Other than a weekend camping trip to Big Sur last fall, I hadn't traveled in a while. The itch was getting to me; I feel so restless at times, and traveling is one of the best ways to expand ones own mind.
When my great aunt Edie (pictured below) told me she was renting out a house in Maine for the month of August I asked her if I could come and stay for a week. Was that rude of me to invite myself? I don't know, but after a summer of working and showing visitors around San Diego I was 1. Ready to go somewhere new and 2. Really sick of the Zoo. Edie said yes and I spent a lot of my dollars on a plane ticket to Portland.
The first thing I did when I touched down was go to Dunkin Donuts. I have missed it so much! America doesn't run on Dunkin, only the east coast does, and I was happy to get my hands around the blue collar cup for the first time in almost a year.
Portland had all the Colonial charm of a ritzier New England town but with a sleepy fishing village laid backness to it and a desire to "keep it weird" that mirrored the northwest's Portland, Oregon. The food was fresh and locally grown, the wine was mostly Californian, and the people were a mix of stocky fisherman and skinny kids in all black with recreational piercings.

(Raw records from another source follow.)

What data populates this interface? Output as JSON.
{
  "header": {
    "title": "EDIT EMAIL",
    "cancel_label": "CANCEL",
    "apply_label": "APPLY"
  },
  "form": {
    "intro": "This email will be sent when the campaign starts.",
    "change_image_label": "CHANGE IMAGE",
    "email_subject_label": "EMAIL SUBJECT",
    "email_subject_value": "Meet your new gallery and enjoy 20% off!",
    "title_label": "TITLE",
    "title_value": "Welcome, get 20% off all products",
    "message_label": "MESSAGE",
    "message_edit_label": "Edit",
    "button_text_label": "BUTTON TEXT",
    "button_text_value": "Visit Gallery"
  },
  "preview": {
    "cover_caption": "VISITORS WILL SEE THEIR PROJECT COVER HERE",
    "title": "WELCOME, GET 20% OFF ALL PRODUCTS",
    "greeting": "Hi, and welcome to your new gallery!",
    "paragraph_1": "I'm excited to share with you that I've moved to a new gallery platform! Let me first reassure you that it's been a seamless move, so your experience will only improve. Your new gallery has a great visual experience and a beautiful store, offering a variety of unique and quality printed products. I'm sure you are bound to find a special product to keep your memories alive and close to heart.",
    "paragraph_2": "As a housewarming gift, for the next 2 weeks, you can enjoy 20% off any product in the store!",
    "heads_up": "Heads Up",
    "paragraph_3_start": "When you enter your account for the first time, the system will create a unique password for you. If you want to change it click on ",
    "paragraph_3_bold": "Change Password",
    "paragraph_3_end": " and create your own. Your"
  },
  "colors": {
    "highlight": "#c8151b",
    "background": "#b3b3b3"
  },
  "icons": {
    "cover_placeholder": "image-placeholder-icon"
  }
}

I got to be there at the summer's end, to see the last of the heirloom tomatoes at the farmer's market and the first of the crisp autumn apples. I sampled every cheese I could get my hands on and took time out for reading and writing in the rooftop garden of the house my aunt rented. I ate too much. I had lengthy talks with my great aunt and cousin, Rachel. We spoke about family and partnerships. Edie told us tales of her late husband, our uncle Richard. I hope I find a love like that and have the good sense to hold on to it. I hope I am as alive as Edie is when I'm a great aunt myself. I hope I'm as alive as she is today, at 29. I'm grateful to have spent time with my family, to see a new and lovely place, and for the breeze that kept me cool on the rooftop.